• WORK REQUIRED
Hunt through the lines below for the string "true" and copy each one that has it.

• DATA
╭──

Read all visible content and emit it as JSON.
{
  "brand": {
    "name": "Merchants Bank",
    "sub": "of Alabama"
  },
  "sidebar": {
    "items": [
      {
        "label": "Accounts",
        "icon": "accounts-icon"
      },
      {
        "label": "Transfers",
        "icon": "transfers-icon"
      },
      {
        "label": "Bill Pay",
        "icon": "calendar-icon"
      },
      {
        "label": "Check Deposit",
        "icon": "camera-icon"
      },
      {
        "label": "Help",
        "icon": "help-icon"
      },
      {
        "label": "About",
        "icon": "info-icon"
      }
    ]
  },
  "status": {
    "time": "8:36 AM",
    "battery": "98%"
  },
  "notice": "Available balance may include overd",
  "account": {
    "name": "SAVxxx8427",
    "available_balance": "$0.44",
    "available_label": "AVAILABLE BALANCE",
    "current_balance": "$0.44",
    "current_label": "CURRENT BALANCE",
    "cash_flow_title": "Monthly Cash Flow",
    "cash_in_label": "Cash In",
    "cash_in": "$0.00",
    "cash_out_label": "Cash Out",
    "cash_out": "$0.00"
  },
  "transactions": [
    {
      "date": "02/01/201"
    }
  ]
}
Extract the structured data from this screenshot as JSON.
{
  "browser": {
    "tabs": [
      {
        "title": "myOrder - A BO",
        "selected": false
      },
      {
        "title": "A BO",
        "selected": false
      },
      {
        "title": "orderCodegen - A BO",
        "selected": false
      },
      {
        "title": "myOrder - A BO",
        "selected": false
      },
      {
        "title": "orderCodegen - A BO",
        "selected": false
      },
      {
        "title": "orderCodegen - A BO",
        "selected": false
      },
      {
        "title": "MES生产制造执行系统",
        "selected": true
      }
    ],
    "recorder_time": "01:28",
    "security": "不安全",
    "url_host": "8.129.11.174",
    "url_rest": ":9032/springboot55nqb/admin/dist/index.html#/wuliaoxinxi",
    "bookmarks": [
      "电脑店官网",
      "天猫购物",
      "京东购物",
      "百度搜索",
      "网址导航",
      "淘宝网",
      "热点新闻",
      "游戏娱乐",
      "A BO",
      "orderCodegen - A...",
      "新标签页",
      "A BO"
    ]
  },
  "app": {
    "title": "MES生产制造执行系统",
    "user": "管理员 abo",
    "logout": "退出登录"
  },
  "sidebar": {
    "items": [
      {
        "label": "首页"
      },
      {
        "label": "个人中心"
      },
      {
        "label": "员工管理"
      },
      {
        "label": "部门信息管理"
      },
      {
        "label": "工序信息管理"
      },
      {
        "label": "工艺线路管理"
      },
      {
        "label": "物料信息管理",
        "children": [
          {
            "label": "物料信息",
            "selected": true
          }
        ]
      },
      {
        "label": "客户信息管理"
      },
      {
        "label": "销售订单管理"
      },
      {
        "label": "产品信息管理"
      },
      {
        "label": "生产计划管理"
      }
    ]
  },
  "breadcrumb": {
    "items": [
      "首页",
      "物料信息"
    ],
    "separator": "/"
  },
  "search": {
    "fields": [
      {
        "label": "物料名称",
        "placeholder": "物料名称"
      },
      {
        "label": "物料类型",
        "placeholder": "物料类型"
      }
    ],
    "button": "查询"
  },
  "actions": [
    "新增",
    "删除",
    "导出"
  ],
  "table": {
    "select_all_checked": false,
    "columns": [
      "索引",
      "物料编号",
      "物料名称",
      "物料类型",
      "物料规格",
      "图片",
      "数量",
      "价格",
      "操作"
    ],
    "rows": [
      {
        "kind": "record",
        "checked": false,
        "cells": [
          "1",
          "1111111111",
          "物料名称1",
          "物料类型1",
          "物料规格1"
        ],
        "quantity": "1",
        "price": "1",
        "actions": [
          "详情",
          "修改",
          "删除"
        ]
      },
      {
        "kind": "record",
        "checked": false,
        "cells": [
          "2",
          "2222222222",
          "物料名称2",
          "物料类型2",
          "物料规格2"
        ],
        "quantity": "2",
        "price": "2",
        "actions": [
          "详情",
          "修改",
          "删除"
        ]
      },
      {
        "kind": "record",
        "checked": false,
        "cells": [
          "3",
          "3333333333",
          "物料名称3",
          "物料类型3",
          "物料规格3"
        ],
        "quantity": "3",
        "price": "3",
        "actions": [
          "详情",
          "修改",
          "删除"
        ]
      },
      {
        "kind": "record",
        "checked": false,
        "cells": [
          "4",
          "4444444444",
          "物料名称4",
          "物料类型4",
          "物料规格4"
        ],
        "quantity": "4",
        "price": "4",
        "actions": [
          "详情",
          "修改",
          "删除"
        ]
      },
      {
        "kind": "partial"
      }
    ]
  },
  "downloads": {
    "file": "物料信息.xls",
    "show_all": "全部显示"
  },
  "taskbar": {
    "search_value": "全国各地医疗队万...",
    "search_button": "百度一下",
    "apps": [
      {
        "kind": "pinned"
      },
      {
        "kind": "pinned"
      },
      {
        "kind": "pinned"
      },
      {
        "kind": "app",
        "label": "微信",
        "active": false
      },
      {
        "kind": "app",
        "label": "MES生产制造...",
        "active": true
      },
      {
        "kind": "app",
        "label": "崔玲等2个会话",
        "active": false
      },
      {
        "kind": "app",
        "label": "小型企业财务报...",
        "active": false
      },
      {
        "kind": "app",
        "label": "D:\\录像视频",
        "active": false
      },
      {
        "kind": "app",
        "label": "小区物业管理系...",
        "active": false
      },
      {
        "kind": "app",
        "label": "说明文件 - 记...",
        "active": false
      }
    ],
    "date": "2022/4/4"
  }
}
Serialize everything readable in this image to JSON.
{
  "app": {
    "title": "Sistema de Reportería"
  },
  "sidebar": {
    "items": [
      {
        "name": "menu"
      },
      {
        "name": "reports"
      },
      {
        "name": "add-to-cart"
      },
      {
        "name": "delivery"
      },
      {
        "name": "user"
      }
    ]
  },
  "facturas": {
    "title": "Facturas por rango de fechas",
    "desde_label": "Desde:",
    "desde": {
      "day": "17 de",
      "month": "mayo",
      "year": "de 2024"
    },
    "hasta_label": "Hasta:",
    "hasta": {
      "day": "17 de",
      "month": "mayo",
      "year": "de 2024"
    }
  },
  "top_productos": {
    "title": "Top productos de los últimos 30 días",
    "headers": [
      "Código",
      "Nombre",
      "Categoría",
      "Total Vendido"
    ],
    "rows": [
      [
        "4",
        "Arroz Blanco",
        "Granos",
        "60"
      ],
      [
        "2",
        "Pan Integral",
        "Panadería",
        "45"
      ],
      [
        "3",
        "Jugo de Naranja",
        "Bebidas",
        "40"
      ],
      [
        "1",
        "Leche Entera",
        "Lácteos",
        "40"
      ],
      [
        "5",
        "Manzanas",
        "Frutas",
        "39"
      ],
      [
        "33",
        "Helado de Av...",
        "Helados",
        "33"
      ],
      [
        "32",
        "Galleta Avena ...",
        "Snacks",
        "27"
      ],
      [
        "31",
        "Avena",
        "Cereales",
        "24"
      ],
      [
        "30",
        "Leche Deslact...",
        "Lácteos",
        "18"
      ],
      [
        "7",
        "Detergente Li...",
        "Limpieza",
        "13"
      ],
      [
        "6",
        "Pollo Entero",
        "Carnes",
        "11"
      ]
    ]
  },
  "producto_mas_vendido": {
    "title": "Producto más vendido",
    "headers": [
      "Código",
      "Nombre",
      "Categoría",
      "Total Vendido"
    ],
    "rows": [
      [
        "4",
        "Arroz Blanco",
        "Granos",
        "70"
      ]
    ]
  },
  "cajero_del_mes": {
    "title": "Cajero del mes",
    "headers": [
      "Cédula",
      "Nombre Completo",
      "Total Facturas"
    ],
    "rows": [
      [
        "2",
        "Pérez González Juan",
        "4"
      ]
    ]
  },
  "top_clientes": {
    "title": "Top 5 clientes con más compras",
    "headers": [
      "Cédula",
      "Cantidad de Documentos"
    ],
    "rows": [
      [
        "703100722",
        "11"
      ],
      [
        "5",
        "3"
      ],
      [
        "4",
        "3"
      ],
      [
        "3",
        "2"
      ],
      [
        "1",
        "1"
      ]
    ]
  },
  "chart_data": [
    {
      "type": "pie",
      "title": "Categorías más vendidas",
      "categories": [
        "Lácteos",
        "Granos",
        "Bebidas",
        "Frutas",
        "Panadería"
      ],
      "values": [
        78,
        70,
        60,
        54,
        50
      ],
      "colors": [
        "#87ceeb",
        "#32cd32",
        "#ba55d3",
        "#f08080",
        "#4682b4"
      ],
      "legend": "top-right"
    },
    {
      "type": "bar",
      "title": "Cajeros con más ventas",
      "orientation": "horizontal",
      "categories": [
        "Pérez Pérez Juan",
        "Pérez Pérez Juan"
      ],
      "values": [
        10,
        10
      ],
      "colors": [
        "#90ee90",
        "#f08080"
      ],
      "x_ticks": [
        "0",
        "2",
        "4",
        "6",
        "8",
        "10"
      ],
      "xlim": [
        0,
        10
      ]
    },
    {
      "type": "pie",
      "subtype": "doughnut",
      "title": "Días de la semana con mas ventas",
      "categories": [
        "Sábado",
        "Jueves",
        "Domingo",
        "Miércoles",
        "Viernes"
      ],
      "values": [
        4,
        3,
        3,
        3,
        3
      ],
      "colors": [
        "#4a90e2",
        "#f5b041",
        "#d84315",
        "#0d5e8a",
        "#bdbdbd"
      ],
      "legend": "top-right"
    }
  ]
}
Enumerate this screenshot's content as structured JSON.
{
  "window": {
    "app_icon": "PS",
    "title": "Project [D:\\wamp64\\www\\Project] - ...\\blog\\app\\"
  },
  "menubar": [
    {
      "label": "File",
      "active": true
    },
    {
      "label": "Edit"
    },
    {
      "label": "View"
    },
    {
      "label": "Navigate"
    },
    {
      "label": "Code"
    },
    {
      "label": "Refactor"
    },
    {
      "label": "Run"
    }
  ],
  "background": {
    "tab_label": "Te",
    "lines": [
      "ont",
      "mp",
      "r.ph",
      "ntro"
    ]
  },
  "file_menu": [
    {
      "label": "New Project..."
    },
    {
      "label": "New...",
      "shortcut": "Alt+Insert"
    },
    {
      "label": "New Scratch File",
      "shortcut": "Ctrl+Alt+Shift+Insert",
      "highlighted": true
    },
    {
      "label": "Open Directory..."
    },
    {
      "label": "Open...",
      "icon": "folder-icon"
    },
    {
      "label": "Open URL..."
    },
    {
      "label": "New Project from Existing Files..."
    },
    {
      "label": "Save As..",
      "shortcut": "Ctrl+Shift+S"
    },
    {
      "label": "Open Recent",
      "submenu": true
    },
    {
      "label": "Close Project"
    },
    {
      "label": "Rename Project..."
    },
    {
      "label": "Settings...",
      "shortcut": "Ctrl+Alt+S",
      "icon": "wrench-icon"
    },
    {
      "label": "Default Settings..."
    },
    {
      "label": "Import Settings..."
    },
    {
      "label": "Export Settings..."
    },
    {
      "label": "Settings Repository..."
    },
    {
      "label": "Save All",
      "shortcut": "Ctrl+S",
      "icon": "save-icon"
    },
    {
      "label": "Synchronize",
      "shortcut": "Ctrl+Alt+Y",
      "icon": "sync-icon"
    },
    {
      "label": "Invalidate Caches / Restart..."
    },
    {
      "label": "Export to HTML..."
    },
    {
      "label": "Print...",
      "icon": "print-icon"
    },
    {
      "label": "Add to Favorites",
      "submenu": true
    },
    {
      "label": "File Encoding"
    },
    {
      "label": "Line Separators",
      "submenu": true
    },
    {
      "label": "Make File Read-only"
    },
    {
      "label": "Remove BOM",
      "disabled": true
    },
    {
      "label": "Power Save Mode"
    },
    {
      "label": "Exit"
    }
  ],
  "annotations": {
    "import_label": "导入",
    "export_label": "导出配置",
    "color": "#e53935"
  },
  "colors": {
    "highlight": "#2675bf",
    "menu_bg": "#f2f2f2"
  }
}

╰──

• RESPONSE AREA
        "selected": true
            "selected": true
        "active": true
      "active": true
      "highlighted": true
      "submenu": true
      "submenu": true
      "submenu": true
      "disabled": true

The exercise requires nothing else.